Anxiety and panic attacks can be debilitating. In a recent article published by psychology today, studies suggest that the beneficial effects of acupuncture on health, including mental and emotional functioning, are related to different mechanisms of action, including changes in neurotransmitters involved in emotional regulation such as serotonin, modulation of the autonomic nervous system, and changes in immune function.
Research findings support acupuncture as a treatment of anxiety
Acupuncture and acupressure are widely used to treat anxiety in both Asia and Western countries. Extensive case reports from the Chinese medical literature suggest that different acupuncture protocols reduce the severity of generalized anxiety and panic attacks (Lake & Flaws, 2001).
In a small double-blind sham-controlled study, 36 mildly depressed or anxious patients were randomized to either an acupuncture protocol traditionally used by Chinese medical practitioners to treat anxiety or to a sham acupuncture protocol (i.e. acupuncture points believed to have no beneficial effects). All patients received three treatments. Heart rate variability (HRV) and mean heart rate were measured at 5 and 15 minutes following treatment. Resting heart rate was significantly lower in the treatment group but not in the sham group, and changes in HRV measures suggested that acupuncture may have changed autonomic activity resulting in a reduction of overall anxiety. The significance of these findings is limited by the absence of measures of baseline anxiety before and after treatment.
In another double-blind study, 55 adults who had not been diagnosed with an anxiety disorder were randomized to either a sham acupuncture point or a bilateral auricular (involving points on the ears) acupuncture protocol called the “shenmen” point. That protocol is believed to be effective against anxiety. In all subjects, acupuncture needles remained in place for 48 hours. The “relaxation” group was significantly less anxious at 30 minutes, 24 hours, and 48 hours compared to the other two groups, however, there were no significant inter-group differences in blood pressure, heart rate, or electrodermal activity (Wang 2001).
Reviews report mainly positive findings.
Published case reports on acupuncture as a treatment of anxiety and depressed mood was published by the British Acupuncture Council. Sham-controlled studies yielded consistent improvements in anxiety using both regular (i.e. body) acupuncture and electro-acupuncture. The authors remarked that significant differences existed between protocols used in both regular and electro-acupuncture, suggesting that acupuncture may have general beneficial effects or possibly placebo effects. Although most controlled studies reviewed reported a general anxiety-reducing effect of acupuncture, the reviewers regarded these findings as inconclusive because of study design problems, including the absence of standardized symptom rating scales in most studies, limited follow-up, and poorly defined differences between protocols used in different studies.

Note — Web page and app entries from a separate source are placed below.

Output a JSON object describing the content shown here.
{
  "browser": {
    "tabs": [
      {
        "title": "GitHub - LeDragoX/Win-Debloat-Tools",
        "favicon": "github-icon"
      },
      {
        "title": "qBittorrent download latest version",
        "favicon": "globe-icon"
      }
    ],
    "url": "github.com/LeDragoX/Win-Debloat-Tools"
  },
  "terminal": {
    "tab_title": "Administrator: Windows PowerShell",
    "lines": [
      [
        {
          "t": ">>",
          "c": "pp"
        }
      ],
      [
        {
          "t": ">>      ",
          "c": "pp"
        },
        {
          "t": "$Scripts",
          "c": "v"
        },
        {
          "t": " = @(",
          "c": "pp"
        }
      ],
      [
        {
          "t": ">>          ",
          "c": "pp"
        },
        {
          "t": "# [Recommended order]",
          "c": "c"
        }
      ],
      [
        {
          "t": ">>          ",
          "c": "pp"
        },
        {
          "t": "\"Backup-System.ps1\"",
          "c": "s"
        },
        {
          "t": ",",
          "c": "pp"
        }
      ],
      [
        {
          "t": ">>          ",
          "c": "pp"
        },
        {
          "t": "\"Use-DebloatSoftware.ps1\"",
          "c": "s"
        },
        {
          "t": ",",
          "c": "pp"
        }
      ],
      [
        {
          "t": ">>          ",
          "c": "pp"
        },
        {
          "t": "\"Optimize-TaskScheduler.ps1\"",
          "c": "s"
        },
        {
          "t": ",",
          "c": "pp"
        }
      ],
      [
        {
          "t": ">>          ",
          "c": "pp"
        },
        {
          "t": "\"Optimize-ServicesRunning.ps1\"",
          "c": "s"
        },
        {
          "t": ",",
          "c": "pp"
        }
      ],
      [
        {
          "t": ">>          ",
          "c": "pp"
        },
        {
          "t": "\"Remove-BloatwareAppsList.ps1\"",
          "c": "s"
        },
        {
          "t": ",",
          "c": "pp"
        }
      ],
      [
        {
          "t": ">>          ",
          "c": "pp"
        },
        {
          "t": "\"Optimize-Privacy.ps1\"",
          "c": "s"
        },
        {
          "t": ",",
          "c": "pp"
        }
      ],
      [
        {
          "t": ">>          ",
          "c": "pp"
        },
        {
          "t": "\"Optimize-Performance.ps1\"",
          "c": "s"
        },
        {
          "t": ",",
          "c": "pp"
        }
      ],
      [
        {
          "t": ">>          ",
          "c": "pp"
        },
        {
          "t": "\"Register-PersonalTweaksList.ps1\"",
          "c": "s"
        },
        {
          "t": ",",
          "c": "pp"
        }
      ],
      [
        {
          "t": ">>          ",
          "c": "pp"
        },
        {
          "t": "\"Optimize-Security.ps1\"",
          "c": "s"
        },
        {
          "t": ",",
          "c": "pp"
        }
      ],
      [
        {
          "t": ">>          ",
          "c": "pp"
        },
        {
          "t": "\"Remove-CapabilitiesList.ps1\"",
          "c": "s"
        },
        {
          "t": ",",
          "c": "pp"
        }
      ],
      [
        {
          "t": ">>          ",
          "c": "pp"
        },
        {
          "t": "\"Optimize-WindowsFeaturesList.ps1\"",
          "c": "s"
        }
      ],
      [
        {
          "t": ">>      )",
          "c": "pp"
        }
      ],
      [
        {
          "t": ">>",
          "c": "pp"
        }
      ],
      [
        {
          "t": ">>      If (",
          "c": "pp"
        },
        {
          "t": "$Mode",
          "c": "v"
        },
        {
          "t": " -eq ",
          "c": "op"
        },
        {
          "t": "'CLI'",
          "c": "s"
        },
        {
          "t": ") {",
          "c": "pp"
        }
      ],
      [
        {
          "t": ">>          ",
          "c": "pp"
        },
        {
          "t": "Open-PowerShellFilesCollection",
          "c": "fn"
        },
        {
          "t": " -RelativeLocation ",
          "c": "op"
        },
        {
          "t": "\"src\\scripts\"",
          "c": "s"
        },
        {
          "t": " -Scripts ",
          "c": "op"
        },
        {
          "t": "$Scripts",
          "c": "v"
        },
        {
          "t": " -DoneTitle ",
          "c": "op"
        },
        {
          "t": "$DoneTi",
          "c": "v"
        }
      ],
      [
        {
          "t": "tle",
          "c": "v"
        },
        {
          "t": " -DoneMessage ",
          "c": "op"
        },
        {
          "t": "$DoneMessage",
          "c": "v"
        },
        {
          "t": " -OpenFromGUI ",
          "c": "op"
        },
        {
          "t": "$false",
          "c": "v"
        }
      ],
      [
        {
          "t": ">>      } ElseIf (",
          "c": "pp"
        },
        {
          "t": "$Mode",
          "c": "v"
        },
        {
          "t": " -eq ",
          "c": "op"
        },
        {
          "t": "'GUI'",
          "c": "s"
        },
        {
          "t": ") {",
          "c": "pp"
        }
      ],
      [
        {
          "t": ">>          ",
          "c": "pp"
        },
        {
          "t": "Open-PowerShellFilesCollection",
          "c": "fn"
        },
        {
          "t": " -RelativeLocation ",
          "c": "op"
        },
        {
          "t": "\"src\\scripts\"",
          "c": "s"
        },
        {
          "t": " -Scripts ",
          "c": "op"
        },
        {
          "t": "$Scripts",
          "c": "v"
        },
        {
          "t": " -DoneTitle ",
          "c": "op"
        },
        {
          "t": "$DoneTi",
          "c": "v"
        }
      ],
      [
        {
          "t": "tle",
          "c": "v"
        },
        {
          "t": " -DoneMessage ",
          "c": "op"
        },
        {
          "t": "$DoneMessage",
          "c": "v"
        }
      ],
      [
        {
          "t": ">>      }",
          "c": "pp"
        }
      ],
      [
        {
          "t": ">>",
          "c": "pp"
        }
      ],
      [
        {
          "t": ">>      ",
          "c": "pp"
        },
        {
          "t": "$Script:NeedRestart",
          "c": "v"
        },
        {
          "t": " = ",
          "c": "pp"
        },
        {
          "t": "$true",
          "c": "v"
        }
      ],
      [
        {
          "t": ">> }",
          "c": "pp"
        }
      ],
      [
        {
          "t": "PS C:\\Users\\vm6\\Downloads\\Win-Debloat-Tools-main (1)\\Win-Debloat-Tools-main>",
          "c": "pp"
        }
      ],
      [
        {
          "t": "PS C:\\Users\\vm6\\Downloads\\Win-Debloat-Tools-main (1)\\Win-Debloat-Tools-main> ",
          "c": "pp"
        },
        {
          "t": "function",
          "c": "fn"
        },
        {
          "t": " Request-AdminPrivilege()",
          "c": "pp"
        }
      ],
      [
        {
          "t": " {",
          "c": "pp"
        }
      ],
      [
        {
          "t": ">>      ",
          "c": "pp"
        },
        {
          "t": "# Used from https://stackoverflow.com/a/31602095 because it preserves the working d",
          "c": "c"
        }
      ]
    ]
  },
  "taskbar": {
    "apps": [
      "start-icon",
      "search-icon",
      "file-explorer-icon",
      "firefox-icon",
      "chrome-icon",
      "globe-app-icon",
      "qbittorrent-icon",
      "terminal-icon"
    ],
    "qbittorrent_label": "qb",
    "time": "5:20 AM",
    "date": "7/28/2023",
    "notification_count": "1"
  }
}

A recently published systematic review (Amorium, 2018) compared findings of studies on traditional (body) acupuncture, ear acupuncture (ariculotherapy), and electro-therapy in the treatment of anxiety. Some studies included in the review reported that acupuncture enhances response to prescription anti-anxiety medications and may also reduce medication side effects. The authors found good evidence that different styles of acupuncture reduce symptoms of anxiety in general, and recommended additional sham-controlled studies to help determine whether certain protocols are more beneficial than others. https://www.psychologytoday.com/us/blog/integrative-mental-health-care/201810/acupuncture-anxiety